SUPPLIED DATA:
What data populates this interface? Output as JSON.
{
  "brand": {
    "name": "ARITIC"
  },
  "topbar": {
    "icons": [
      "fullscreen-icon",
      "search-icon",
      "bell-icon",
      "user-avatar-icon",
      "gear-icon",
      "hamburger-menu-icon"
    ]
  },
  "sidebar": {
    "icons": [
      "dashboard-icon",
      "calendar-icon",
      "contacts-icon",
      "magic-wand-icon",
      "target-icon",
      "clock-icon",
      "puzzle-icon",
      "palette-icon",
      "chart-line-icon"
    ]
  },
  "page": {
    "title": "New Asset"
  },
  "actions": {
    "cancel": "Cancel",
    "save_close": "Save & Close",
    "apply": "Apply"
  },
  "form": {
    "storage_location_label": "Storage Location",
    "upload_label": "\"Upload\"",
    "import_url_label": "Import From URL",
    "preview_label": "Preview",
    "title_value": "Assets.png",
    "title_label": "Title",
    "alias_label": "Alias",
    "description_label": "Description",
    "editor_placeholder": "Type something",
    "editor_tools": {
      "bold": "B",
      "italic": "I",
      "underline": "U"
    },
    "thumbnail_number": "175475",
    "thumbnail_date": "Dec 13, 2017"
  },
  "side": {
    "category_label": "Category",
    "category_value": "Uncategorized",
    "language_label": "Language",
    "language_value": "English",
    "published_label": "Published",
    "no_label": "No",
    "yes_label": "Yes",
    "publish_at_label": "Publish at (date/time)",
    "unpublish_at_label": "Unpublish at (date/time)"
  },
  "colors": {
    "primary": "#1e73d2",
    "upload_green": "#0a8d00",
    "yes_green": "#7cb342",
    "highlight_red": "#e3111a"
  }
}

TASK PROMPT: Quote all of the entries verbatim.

TASK RESPONSE:
What data populates this interface? Output as JSON.
{
  "brand": {
    "name": "ARITIC"
  },
  "topbar": {
    "icons": [
      "fullscreen-icon",
      "search-icon",
      "bell-icon",
      "user-avatar-icon",
      "gear-icon",
      "hamburger-menu-icon"
    ]
  },
  "sidebar": {
    "icons": [
      "dashboard-icon",
      "calendar-icon",
      "contacts-icon",
      "magic-wand-icon",
      "target-icon",
      "clock-icon",
      "puzzle-icon",
      "palette-icon",
      "chart-line-icon"
    ]
  },
  "page": {
    "title": "New Asset"
  },
  "actions": {
    "cancel": "Cancel",
    "save_close": "Save & Close",
    "apply": "Apply"
  },
  "form": {
    "storage_location_label": "Storage Location",
    "upload_label": "\"Upload\"",
    "import_url_label": "Import From URL",
    "preview_label": "Preview",
    "title_value": "Assets.png",
    "title_label": "Title",
    "alias_label": "Alias",
    "description_label": "Description",
    "editor_placeholder": "Type something",
    "editor_tools": {
      "bold": "B",
      "italic": "I",
      "underline": "U"
    },
    "thumbnail_number": "175475",
    "thumbnail_date": "Dec 13, 2017"
  },
  "side": {
    "category_label": "Category",
    "category_value": "Uncategorized",
    "language_label": "Language",
    "language_value": "English",
    "published_label": "Published",
    "no_label": "No",
    "yes_label": "Yes",
    "publish_at_label": "Publish at (date/time)",
    "unpublish_at_label": "Unpublish at (date/time)"
  },
  "colors": {
    "primary": "#1e73d2",
    "upload_green": "#0a8d00",
    "yes_green": "#7cb342",
    "highlight_red": "#e3111a"
  }
}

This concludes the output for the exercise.